In memory of and sympathy for

  

[24 relatives of Atta Mohammad, 60]

10 people in Zurmina Bibi’s home

Daad Mohammad’s 7 family members

A teenager, Azizullah’s two brothers

Said Rahim’s 22 family members

Mahmood (12)’s family – mother, father, 3 sisters, 3 brothers

A patient died in transit to Mir Wais

[about 40 civilians killed, 50 wounded]

 

  

Photos show Mohammad Imran 3, being consoled by his brother and Siddiq Jan, both injured by U.S. rockets in Kandahar’s Chinese-built Mir Wais Hospital on May 22nd.

killed and wounded between 11 P.M. - 5 A.M. on Monday, May 21/22, 2006
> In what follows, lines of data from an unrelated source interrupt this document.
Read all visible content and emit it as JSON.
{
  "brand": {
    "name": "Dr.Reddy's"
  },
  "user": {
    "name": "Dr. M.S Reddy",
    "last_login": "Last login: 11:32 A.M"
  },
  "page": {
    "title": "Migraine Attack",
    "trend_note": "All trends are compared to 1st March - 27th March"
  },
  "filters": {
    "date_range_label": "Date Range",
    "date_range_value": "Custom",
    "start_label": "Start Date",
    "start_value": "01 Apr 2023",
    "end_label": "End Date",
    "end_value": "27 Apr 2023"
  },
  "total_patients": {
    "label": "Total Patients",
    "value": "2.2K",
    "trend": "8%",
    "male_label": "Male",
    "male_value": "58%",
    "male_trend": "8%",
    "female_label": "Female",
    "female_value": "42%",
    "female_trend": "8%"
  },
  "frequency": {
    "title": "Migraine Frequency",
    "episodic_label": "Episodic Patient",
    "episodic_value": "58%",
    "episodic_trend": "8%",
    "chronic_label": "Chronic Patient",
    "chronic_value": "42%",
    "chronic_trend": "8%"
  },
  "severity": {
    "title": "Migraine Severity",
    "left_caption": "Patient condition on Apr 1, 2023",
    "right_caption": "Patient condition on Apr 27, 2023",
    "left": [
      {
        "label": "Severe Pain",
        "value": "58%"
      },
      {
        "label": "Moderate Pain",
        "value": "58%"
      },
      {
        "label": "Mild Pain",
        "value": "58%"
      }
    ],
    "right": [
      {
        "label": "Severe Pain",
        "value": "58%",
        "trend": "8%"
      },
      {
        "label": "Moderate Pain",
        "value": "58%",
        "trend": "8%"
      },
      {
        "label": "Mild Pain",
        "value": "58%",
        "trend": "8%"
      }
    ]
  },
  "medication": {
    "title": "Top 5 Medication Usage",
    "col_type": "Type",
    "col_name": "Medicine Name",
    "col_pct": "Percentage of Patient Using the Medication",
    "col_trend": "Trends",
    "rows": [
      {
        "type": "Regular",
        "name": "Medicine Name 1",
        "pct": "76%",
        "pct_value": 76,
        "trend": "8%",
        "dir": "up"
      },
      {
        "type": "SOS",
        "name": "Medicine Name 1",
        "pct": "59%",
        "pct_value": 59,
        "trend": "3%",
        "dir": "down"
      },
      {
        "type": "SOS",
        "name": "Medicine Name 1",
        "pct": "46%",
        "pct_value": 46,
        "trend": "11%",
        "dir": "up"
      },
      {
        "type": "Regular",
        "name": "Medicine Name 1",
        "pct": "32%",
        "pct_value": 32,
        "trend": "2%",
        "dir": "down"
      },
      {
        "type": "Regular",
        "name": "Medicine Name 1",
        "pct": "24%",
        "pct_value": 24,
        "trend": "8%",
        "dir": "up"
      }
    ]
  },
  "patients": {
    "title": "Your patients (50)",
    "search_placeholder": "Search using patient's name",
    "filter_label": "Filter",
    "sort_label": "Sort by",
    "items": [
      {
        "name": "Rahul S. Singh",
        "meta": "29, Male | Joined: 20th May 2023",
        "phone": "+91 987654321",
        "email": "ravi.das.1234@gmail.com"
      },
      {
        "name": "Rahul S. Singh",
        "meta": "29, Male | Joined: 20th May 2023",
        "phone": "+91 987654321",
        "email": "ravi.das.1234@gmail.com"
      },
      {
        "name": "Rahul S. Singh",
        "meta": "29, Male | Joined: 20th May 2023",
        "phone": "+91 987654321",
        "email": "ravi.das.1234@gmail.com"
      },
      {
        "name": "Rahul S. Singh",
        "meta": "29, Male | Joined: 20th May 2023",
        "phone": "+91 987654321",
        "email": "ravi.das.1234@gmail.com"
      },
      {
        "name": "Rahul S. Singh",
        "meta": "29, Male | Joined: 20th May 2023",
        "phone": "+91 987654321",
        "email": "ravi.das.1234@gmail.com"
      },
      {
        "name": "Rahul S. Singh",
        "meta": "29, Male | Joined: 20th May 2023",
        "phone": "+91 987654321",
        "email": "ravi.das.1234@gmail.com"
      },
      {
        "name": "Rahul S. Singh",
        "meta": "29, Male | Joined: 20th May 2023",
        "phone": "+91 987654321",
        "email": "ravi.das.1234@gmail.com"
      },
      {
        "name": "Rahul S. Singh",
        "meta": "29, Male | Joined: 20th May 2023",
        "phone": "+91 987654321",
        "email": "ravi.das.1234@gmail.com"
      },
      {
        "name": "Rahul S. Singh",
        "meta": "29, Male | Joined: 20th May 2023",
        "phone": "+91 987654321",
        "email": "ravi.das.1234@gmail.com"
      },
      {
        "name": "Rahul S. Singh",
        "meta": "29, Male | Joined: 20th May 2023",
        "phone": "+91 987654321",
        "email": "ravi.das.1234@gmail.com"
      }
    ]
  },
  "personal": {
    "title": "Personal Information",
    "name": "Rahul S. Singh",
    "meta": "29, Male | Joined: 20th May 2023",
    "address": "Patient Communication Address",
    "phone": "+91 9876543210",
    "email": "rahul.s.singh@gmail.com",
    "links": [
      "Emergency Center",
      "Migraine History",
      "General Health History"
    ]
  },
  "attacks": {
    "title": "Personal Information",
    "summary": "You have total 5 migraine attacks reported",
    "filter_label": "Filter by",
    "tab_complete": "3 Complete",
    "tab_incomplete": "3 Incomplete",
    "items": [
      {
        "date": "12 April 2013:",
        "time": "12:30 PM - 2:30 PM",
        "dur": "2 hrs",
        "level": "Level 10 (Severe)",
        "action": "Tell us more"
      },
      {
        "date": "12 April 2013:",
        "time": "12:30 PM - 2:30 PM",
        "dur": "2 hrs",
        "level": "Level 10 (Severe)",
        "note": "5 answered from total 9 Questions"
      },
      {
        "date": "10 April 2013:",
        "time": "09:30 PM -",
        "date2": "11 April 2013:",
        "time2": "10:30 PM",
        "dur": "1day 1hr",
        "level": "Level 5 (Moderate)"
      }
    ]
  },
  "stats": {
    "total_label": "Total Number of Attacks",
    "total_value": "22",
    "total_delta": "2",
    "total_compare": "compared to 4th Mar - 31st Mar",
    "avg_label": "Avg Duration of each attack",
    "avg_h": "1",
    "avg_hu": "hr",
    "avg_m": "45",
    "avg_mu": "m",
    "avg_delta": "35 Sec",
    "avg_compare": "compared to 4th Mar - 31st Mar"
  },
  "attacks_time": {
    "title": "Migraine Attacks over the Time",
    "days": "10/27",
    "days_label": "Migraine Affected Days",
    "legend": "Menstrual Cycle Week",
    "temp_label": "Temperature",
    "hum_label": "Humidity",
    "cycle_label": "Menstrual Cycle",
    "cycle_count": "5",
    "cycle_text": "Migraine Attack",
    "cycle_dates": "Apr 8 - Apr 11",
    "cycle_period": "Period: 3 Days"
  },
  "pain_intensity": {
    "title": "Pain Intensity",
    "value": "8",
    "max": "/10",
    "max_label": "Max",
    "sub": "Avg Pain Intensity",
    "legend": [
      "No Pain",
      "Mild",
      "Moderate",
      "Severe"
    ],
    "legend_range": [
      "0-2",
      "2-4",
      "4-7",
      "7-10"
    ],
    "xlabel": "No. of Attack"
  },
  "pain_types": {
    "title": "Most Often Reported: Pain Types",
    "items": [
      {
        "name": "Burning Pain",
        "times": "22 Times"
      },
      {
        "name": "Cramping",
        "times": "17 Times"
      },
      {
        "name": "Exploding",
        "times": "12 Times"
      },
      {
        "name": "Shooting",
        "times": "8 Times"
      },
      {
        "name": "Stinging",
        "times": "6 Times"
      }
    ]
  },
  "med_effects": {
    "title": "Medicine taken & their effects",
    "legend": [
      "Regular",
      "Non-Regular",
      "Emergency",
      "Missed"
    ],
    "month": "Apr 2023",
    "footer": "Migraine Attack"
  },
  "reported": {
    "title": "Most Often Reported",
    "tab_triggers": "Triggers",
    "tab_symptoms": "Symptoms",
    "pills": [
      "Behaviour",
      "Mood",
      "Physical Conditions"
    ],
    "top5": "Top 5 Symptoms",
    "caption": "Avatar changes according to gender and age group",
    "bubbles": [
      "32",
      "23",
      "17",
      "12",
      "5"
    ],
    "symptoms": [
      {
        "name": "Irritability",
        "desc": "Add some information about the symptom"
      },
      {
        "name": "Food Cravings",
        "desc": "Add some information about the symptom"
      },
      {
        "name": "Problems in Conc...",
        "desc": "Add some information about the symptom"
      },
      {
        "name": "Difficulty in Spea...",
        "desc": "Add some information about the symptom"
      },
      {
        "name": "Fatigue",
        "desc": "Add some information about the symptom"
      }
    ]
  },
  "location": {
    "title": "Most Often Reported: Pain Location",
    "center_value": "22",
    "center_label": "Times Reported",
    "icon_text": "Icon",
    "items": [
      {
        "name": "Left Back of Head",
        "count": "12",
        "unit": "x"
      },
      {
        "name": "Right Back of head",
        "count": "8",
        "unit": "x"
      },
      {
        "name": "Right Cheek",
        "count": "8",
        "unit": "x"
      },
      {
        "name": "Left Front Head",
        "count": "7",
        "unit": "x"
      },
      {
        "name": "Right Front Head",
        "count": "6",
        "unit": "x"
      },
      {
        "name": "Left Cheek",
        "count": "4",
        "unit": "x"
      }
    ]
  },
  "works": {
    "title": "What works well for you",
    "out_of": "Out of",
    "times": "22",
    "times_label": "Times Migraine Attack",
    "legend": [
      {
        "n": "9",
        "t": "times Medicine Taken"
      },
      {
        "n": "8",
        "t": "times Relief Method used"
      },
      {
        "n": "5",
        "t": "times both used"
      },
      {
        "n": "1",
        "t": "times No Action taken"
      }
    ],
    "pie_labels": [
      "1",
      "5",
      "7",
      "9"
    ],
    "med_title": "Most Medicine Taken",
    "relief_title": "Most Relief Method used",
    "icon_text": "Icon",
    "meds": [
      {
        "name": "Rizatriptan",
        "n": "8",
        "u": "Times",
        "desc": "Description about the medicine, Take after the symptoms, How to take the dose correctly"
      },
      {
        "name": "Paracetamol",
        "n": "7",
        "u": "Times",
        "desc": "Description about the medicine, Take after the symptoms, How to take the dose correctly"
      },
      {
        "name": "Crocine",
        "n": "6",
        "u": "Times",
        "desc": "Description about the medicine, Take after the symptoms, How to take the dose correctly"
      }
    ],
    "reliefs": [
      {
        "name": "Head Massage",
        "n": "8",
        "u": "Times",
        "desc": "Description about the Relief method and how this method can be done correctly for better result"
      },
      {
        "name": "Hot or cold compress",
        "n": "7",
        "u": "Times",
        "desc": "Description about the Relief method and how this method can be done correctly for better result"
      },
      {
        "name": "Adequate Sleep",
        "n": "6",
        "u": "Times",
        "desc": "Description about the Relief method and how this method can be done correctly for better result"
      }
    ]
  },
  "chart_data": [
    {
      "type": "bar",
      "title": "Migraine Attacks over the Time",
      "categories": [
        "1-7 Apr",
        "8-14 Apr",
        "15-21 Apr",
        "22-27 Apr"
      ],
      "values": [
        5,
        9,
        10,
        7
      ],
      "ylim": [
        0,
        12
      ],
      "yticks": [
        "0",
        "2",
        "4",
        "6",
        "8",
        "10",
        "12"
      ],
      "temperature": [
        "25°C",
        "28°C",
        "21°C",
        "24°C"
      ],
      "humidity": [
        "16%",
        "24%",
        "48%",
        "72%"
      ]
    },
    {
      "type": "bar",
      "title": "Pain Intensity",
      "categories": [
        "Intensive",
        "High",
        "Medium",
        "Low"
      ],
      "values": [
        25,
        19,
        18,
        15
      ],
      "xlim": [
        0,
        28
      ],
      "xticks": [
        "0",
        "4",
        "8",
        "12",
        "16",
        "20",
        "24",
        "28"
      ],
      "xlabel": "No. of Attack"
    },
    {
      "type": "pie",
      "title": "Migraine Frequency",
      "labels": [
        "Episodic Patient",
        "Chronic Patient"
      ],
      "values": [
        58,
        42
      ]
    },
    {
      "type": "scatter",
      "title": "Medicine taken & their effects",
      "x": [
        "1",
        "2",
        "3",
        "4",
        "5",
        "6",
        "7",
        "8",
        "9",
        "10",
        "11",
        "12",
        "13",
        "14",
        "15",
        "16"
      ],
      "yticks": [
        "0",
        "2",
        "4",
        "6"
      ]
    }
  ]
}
U.S. Apache attack helicopters and A-10 Warthog fighter jets rocketed the small hamlet of Hajiyan in the Panjwayi District of Kandahar, located some 50 kms southwest of the capital. The close air support was called-in when Special Forces on the ground faced resistance from insurgents in the village. The area had been the scene of heavy fighting during the previous week. The village is comprised 30-35 large mud-brick compounds, each housing an extended family of up to 50 members. The U.S attack started just before midnight so everyone was sleeping or inside. The attack continued for some hours. An 18-yr-old with wounds to his face and chest told Agence France Press reporter, Nasrat Shoib, that there had been Taliban in the village but they disappeared when the bombs began to fall. On Monday, a teacher, Assadullah, from the nearby village, Talukhan, spoke with Agence France Presse saying he saw the bodies of 40 civilians and about 50 other injured people. He himself helped bury 28 bodies and saw 12 other bodies being removed to their home villages. Eight houses in the village (with potentially over 300 people sleeping in them) were destroyed by the U.S. rockets, several more damaged, and scores of animals were killed. A stream of injured survivors made their way to Kandahar’s Mir Wais Hospital, but many injured could not be ferried to the hospital as U.S. and allied forces prevented ambulances from reaching the village (no doubt as part of their news management, whereby they prefer to tell reporters assembled at a press gathering on a military base what happened). Many of the injured were children (including Zurmina’s 8-month old, the small boy named Mohammad Imran, 3); Imran’s two uncles, Fida Mohammad and his family, SiddiqJan, Nasratullah aged 45, etc.

Survivors commented:

Atta Mohammad, 60, told the AFP: “they started to bomb our village at midnight and continued up to this morning….” Weeping with tears steaming down his silver beard, he said (to the Melbourne Herald Sun reporter), “Oh my God, they killed my kids. I left them behind…God may take revenge on them. They took everyone from me.”

A 38-year-old man waiting in Mir Wais Hospital for the fate of his wounded cousin said, “it was exactly the same as when the Russians were bombing us.”

Zurmina Bibi said 10 people were killed in her home (including 3-4 children). She added, “there were dead people everywhere.”

A young man sitting next to his wounded brother in Kandahar’s hospital reported, “16 people were either killed or wounded only in my family.”

A teenager, Azizullah, said, “one [bomb] hit my house, I was wounded and my two brothers were killed.”

Haji Iklhaf, 40, added, “…then the houses were bombed. I saw 35-40 dead Taliban and around 50 dead or wounded civilians.” He said 26 civilians had been buried by early Tuesday, adding, “we’ve buried women. We’ve buried children. They are killing us. We are so angry.”

Nasratullah, 45, said he was having dinner with his in-laws when the bombs fell: “...suddenly the bombardment started – there was big fire in our place. I managed to escape but don’t know what happened to my in-laws.” Presumably no Taliban were sitting at the dinner table.

The perpetrators (the U.S. military) have called to investigate themselves and their puppet in Kabul, Karzai, has done the same. If history is any lesson, the investigation results will as usual blame the victims.

Killed in a night-time “precision fire” [rocketing] by Apache attack helicopters and A-10 Warthog fighter jets’ 30 mm cannon firing shells tipped with depleted uranium